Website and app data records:
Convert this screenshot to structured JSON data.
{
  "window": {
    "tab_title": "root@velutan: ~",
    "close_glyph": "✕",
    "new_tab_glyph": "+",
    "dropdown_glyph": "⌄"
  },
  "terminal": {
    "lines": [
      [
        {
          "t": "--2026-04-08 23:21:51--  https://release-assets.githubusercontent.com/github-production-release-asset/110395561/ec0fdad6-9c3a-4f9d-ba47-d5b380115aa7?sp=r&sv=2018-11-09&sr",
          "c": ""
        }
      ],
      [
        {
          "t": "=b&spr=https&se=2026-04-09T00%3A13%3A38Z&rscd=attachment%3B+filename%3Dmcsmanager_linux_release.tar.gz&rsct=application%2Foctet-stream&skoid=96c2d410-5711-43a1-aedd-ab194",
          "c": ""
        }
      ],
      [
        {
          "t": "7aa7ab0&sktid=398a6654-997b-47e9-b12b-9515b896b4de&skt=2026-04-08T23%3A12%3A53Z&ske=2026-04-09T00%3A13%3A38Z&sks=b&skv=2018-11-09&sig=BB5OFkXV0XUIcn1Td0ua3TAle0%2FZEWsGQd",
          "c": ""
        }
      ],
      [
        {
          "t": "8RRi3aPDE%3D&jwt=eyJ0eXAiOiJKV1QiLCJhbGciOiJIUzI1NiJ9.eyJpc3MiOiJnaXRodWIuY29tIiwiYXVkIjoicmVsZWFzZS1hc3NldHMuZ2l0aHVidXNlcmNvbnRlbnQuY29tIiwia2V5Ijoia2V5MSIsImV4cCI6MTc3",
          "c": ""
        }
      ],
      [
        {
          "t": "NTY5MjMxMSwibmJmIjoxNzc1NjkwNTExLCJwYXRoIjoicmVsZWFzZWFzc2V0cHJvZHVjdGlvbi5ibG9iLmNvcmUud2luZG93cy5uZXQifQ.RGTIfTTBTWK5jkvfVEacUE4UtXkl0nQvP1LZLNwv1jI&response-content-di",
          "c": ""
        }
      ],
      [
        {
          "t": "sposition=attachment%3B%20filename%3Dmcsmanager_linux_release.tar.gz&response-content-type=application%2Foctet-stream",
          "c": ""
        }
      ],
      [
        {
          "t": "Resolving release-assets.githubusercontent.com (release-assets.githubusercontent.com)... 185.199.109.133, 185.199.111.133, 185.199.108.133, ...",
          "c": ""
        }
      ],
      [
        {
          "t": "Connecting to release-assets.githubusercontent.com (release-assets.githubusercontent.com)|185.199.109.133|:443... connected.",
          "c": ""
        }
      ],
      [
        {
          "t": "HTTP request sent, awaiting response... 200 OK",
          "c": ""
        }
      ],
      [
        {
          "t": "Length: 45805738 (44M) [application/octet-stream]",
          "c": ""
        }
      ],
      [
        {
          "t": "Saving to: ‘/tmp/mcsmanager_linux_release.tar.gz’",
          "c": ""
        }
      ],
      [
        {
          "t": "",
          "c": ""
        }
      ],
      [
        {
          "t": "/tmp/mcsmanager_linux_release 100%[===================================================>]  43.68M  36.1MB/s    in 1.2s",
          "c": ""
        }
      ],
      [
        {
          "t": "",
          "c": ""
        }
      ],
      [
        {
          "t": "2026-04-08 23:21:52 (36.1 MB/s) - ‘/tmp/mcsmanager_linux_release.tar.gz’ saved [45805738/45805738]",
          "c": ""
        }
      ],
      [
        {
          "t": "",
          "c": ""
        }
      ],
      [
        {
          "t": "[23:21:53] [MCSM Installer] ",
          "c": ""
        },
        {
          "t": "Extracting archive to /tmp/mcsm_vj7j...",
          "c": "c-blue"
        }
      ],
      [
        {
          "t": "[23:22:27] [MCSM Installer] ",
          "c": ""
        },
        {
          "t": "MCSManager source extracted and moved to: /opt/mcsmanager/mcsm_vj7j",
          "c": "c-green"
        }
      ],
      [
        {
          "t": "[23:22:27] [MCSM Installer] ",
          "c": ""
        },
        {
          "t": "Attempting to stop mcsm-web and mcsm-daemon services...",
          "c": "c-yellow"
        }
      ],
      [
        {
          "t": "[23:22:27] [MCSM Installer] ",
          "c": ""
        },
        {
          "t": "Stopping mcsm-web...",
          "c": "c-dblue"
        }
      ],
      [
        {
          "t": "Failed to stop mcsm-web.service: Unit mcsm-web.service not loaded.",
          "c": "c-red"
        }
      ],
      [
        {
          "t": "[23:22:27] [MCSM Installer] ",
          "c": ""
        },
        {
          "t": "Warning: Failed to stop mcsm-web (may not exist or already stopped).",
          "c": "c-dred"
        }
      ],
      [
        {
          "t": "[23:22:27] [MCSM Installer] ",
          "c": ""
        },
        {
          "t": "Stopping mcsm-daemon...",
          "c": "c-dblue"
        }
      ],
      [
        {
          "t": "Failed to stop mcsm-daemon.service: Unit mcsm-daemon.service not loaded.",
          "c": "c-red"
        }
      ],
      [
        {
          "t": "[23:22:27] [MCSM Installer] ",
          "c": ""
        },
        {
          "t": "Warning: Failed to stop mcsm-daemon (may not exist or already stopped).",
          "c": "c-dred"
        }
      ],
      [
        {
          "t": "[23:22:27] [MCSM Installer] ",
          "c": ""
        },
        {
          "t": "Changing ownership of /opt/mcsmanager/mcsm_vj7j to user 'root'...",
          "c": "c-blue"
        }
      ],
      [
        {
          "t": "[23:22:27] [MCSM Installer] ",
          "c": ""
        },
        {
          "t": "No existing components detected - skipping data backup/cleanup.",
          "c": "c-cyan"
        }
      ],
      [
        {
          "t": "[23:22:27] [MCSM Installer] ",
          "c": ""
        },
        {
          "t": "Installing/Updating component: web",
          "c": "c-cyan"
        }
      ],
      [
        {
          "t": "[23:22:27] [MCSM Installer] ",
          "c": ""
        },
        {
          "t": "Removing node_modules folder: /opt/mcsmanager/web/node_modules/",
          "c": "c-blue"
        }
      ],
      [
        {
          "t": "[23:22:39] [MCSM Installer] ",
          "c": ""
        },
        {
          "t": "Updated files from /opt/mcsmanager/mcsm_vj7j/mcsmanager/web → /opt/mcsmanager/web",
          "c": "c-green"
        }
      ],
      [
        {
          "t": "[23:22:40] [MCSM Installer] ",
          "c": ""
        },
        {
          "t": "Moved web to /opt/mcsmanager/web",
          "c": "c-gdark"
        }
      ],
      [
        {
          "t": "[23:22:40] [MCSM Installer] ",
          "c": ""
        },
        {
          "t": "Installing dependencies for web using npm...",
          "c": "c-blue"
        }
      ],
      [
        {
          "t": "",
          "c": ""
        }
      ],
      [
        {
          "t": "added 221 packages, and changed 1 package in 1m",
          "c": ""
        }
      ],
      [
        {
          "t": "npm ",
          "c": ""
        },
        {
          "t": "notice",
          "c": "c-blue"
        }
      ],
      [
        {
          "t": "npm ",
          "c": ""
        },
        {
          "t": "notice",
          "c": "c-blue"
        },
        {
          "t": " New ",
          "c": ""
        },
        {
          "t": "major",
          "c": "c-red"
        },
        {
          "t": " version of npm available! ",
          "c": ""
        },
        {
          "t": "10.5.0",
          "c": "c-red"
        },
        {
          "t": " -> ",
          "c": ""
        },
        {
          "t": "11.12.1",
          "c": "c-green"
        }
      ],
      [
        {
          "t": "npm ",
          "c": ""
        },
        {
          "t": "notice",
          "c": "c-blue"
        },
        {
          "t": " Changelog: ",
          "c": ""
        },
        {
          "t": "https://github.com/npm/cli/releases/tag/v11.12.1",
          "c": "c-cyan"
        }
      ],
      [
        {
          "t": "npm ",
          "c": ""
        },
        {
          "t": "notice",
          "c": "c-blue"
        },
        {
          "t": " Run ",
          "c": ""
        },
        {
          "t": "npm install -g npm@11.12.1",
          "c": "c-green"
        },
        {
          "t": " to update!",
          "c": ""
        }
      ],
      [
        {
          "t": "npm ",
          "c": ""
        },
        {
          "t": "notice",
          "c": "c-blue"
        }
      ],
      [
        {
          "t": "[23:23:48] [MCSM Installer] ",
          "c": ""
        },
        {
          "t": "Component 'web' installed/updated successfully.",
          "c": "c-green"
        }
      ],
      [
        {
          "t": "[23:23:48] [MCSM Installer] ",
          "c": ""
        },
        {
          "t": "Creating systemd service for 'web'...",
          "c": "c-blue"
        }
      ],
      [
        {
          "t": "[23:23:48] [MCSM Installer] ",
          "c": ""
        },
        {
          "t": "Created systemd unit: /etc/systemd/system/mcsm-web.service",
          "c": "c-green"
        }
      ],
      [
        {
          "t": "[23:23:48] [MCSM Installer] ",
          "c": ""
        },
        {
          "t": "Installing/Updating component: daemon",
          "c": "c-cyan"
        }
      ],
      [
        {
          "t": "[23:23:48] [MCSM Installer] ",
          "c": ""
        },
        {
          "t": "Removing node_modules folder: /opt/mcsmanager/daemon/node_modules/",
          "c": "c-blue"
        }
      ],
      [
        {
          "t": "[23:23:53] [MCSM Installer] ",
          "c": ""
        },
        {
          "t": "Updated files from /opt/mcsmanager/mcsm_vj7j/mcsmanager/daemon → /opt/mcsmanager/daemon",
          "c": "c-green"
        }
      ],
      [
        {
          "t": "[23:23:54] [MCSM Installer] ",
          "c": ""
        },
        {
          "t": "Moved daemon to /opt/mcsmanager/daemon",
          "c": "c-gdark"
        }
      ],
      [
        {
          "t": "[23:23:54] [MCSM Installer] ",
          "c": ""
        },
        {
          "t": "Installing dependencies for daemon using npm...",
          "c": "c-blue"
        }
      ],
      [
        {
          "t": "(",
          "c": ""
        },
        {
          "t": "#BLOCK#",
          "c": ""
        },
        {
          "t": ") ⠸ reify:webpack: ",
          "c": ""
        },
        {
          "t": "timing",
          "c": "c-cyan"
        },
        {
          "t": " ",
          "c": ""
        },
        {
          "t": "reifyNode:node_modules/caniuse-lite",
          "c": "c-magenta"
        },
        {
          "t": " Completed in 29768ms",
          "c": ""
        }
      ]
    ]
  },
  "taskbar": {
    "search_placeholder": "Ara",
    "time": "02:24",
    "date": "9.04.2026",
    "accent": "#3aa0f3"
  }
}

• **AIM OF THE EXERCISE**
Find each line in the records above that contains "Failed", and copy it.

• **EXPECTED ANSWER**
          "t": "Failed to stop mcsm-web.service: Unit mcsm-web.service not loaded.",
          "t": "Warning: Failed to stop mcsm-web (may not exist or already stopped).",
          "t": "Failed to stop mcsm-daemon.service: Unit mcsm-daemon.service not loaded.",
          "t": "Warning: Failed to stop mcsm-daemon (may not exist or already stopped).",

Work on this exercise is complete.